#### INPUT MATERIAL
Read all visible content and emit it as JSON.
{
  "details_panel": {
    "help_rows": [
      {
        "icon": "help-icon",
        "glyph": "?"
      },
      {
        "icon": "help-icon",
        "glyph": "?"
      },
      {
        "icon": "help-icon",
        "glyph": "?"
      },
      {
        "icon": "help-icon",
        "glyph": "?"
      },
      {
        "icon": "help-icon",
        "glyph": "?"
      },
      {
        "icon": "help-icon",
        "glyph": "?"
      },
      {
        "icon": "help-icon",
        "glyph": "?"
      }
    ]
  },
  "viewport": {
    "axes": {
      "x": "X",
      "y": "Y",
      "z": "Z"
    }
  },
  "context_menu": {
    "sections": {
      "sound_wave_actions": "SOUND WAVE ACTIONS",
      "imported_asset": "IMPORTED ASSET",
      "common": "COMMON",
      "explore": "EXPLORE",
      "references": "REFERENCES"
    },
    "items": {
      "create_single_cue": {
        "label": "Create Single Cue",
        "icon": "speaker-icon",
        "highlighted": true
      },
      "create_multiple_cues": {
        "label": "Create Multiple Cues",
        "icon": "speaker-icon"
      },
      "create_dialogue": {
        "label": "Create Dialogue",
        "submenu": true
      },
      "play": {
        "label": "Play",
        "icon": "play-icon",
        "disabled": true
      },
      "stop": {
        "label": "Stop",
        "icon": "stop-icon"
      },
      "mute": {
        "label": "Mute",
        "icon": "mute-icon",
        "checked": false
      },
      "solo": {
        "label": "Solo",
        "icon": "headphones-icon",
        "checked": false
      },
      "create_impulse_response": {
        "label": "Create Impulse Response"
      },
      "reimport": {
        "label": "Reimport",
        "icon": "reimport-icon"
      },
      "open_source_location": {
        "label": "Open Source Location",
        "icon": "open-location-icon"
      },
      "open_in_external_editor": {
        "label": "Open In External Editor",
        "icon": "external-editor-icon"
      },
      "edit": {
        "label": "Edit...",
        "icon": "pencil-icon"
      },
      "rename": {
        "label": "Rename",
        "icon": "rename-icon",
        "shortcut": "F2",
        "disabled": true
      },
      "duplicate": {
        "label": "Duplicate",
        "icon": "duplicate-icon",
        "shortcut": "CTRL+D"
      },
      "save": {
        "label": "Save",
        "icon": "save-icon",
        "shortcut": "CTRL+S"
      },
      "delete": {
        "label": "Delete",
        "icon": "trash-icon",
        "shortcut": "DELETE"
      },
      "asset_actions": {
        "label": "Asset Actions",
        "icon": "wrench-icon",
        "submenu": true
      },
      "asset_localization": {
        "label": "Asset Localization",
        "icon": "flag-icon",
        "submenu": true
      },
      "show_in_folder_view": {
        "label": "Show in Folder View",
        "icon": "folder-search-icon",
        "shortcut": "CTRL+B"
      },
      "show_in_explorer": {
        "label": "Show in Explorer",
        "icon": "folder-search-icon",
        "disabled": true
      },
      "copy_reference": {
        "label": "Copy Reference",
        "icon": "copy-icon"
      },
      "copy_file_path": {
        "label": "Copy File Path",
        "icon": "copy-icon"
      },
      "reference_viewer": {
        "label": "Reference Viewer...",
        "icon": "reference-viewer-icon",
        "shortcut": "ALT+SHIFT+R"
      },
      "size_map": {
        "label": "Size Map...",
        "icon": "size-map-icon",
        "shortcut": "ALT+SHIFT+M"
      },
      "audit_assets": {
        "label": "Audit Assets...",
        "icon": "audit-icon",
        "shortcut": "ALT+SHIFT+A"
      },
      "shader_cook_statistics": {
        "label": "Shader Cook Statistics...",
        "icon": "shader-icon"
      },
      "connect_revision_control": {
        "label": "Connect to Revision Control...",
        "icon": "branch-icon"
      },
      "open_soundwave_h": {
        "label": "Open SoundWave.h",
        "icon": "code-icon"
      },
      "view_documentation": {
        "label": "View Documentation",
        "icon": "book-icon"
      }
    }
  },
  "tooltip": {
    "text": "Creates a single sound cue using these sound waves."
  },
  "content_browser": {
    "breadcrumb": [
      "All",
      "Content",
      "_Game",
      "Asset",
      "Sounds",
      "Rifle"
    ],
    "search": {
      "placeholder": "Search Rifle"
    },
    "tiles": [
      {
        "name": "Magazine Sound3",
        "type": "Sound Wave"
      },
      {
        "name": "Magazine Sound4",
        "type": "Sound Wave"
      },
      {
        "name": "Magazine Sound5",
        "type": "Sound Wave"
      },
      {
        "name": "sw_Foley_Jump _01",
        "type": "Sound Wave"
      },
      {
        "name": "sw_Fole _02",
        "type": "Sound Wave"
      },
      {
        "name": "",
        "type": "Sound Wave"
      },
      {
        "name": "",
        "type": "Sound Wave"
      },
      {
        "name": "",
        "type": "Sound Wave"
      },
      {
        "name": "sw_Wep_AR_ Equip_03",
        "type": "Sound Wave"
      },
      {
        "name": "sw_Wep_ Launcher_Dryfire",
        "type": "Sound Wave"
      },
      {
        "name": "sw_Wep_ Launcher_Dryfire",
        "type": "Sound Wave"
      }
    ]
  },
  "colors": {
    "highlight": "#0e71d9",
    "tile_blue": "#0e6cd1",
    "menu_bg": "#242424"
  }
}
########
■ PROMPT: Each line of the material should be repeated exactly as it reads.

■ THE ANSWER:
Read all visible content and emit it as JSON.
{
  "details_panel": {
    "help_rows": [
      {
        "icon": "help-icon",
        "glyph": "?"
      },
      {
        "icon": "help-icon",
        "glyph": "?"
      },
      {
        "icon": "help-icon",
        "glyph": "?"
      },
      {
        "icon": "help-icon",
        "glyph": "?"
      },
      {
        "icon": "help-icon",
        "glyph": "?"
      },
      {
        "icon": "help-icon",
        "glyph": "?"
      },
      {
        "icon": "help-icon",
        "glyph": "?"
      }
    ]
  },
  "viewport": {
    "axes": {
      "x": "X",
      "y": "Y",
      "z": "Z"
    }
  },
  "context_menu": {
    "sections": {
      "sound_wave_actions": "SOUND WAVE ACTIONS",
      "imported_asset": "IMPORTED ASSET",
      "common": "COMMON",
      "explore": "EXPLORE",
      "references": "REFERENCES"
    },
    "items": {
      "create_single_cue": {
        "label": "Create Single Cue",
        "icon": "speaker-icon",
        "highlighted": true
      },
      "create_multiple_cues": {
        "label": "Create Multiple Cues",
        "icon": "speaker-icon"
      },
      "create_dialogue": {
        "label": "Create Dialogue",
        "submenu": true
      },
      "play": {
        "label": "Play",
        "icon": "play-icon",
        "disabled": true
      },
      "stop": {
        "label": "Stop",
        "icon": "stop-icon"
      },
      "mute": {
        "label": "Mute",
        "icon": "mute-icon",
        "checked": false
      },
      "solo": {
        "label": "Solo",
        "icon": "headphones-icon",
        "checked": false
      },
      "create_impulse_response": {
        "label": "Create Impulse Response"
      },
      "reimport": {
        "label": "Reimport",
        "icon": "reimport-icon"
      },
      "open_source_location": {
        "label": "Open Source Location",
        "icon": "open-location-icon"
      },
      "open_in_external_editor": {
        "label": "Open In External Editor",
        "icon": "external-editor-icon"
      },
      "edit": {
        "label": "Edit...",
        "icon": "pencil-icon"
      },
      "rename": {
        "label": "Rename",
        "icon": "rename-icon",
        "shortcut": "F2",
        "disabled": true
      },
      "duplicate": {
        "label": "Duplicate",
        "icon": "duplicate-icon",
        "shortcut": "CTRL+D"
      },
      "save": {
        "label": "Save",
        "icon": "save-icon",
        "shortcut": "CTRL+S"
      },
      "delete": {
        "label": "Delete",
        "icon": "trash-icon",
        "shortcut": "DELETE"
      },
      "asset_actions": {
        "label": "Asset Actions",
        "icon": "wrench-icon",
        "submenu": true
      },
      "asset_localization": {
        "label": "Asset Localization",
        "icon": "flag-icon",
        "submenu": true
      },
      "show_in_folder_view": {
        "label": "Show in Folder View",
        "icon": "folder-search-icon",
        "shortcut": "CTRL+B"
      },
      "show_in_explorer": {
        "label": "Show in Explorer",
        "icon": "folder-search-icon",
        "disabled": true
      },
      "copy_reference": {
        "label": "Copy Reference",
        "icon": "copy-icon"
      },
      "copy_file_path": {
        "label": "Copy File Path",
        "icon": "copy-icon"
      },
      "reference_viewer": {
        "label": "Reference Viewer...",
        "icon": "reference-viewer-icon",
        "shortcut": "ALT+SHIFT+R"
      },
      "size_map": {
        "label": "Size Map...",
        "icon": "size-map-icon",
        "shortcut": "ALT+SHIFT+M"
      },
      "audit_assets": {
        "label": "Audit Assets...",
        "icon": "audit-icon",
        "shortcut": "ALT+SHIFT+A"
      },
      "shader_cook_statistics": {
        "label": "Shader Cook Statistics...",
        "icon": "shader-icon"
      },
      "connect_revision_control": {
        "label": "Connect to Revision Control...",
        "icon": "branch-icon"
      },
      "open_soundwave_h": {
        "label": "Open SoundWave.h",
        "icon": "code-icon"
      },
      "view_documentation": {
        "label": "View Documentation",
        "icon": "book-icon"
      }
    }
  },
  "tooltip": {
    "text": "Creates a single sound cue using these sound waves."
  },
  "content_browser": {
    "breadcrumb": [
      "All",
      "Content",
      "_Game",
      "Asset",
      "Sounds",
      "Rifle"
    ],
    "search": {
      "placeholder": "Search Rifle"
    },
    "tiles": [
      {
        "name": "Magazine Sound3",
        "type": "Sound Wave"
      },
      {
        "name": "Magazine Sound4",
        "type": "Sound Wave"
      },
      {
        "name": "Magazine Sound5",
        "type": "Sound Wave"
      },
      {
        "name": "sw_Foley_Jump _01",
        "type": "Sound Wave"
      },
      {
        "name": "sw_Fole _02",
        "type": "Sound Wave"
      },
      {
        "name": "",
        "type": "Sound Wave"
      },
      {
        "name": "",
        "type": "Sound Wave"
      },
      {
        "name": "",
        "type": "Sound Wave"
      },
      {
        "name": "sw_Wep_AR_ Equip_03",
        "type": "Sound Wave"
      },
      {
        "name": "sw_Wep_ Launcher_Dryfire",
        "type": "Sound Wave"
      },
      {
        "name": "sw_Wep_ Launcher_Dryfire",
        "type": "Sound Wave"
      }
    ]
  },
  "colors": {
    "highlight": "#0e71d9",
    "tile_blue": "#0e6cd1",
    "menu_bg": "#242424"
  }
}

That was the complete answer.